Print each entry in full, word for word, with no pictures in the result.
☆ ☆ ☆ ☆
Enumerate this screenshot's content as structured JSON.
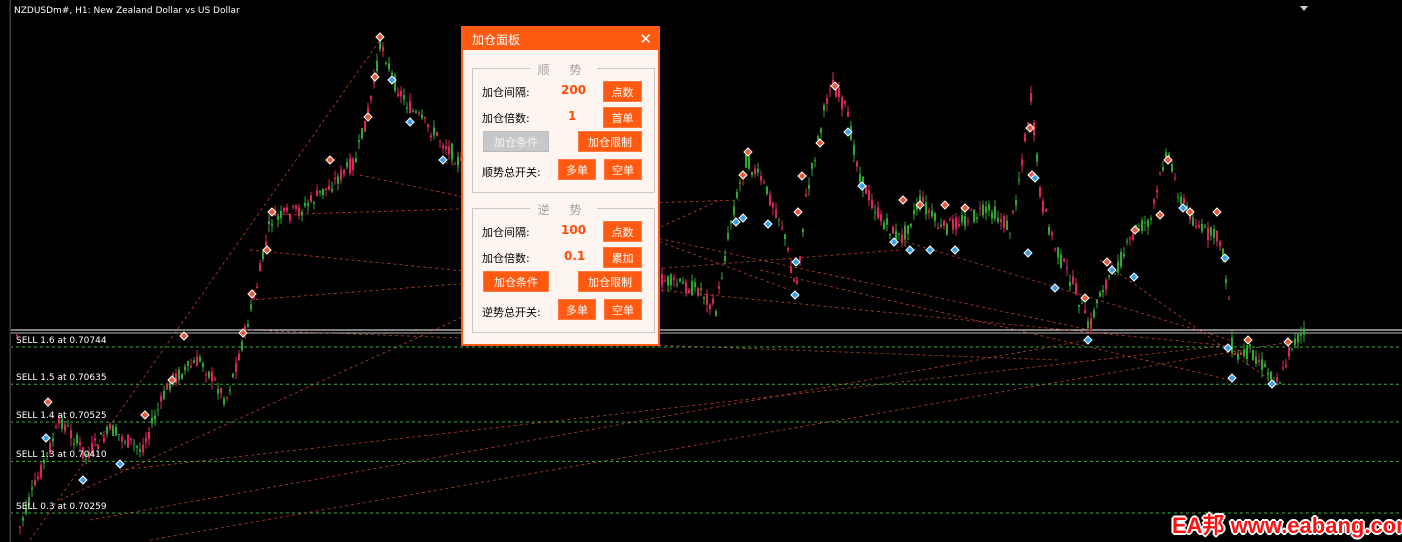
{
  "chart": {
    "symbol_title": "NZDUSDm#, H1:  New Zealand Dollar vs US Dollar",
    "up_color": "#2fa82f",
    "down_color": "#e0245a",
    "grid_line_color": "#3fae3f",
    "order_lines": [
      {
        "label": "SELL 1.6 at 0.70744",
        "price": 0.70744
      },
      {
        "label": "SELL 1.5 at 0.70635",
        "price": 0.70635
      },
      {
        "label": "SELL 1.4 at 0.70525",
        "price": 0.70525
      },
      {
        "label": "SELL 1.3 at 0.70410",
        "price": 0.7041
      },
      {
        "label": "SELL 0.3 at 0.70259",
        "price": 0.70259
      }
    ]
  },
  "panel": {
    "title": "加仓面板",
    "close_glyph": "✕",
    "trend": {
      "title": "顺 势",
      "interval_label": "加仓间隔:",
      "interval_value": "200",
      "interval_btn": "点数",
      "multiple_label": "加仓倍数:",
      "multiple_value": "1",
      "multiple_btn": "首单",
      "cond_btn": "加仓条件",
      "limit_btn": "加仓限制",
      "switch_label": "顺势总开关:",
      "buy_btn": "多单",
      "sell_btn": "空单"
    },
    "counter": {
      "title": "逆 势",
      "interval_label": "加仓间隔:",
      "interval_value": "100",
      "interval_btn": "点数",
      "multiple_label": "加仓倍数:",
      "multiple_value": "0.1",
      "multiple_btn": "累加",
      "cond_btn": "加仓条件",
      "limit_btn": "加仓限制",
      "switch_label": "逆势总开关:",
      "buy_btn": "多单",
      "sell_btn": "空单"
    }
  },
  "watermark": "EA邦 www.eabang.com"
}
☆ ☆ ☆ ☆
Reply to the task |
Enumerate this screenshot's content as structured JSON.
{
  "chart": {
    "symbol_title": "NZDUSDm#, H1:  New Zealand Dollar vs US Dollar",
    "up_color": "#2fa82f",
    "down_color": "#e0245a",
    "grid_line_color": "#3fae3f",
    "order_lines": [
      {
        "label": "SELL 1.6 at 0.70744",
        "price": 0.70744
      },
      {
        "label": "SELL 1.5 at 0.70635",
        "price": 0.70635
      },
      {
        "label": "SELL 1.4 at 0.70525",
        "price": 0.70525
      },
      {
        "label": "SELL 1.3 at 0.70410",
        "price": 0.7041
      },
      {
        "label": "SELL 0.3 at 0.70259",
        "price": 0.70259
      }
    ]
  },
  "panel": {
    "title": "加仓面板",
    "close_glyph": "✕",
    "trend": {
      "title": "顺 势",
      "interval_label": "加仓间隔:",
      "interval_value": "200",
      "interval_btn": "点数",
      "multiple_label": "加仓倍数:",
      "multiple_value": "1",
      "multiple_btn": "首单",
      "cond_btn": "加仓条件",
      "limit_btn": "加仓限制",
      "switch_label": "顺势总开关:",
      "buy_btn": "多单",
      "sell_btn": "空单"
    },
    "counter": {
      "title": "逆 势",
      "interval_label": "加仓间隔:",
      "interval_value": "100",
      "interval_btn": "点数",
      "multiple_label": "加仓倍数:",
      "multiple_value": "0.1",
      "multiple_btn": "累加",
      "cond_btn": "加仓条件",
      "limit_btn": "加仓限制",
      "switch_label": "逆势总开关:",
      "buy_btn": "多单",
      "sell_btn": "空单"
    }
  },
  "watermark": "EA邦 www.eabang.com"
}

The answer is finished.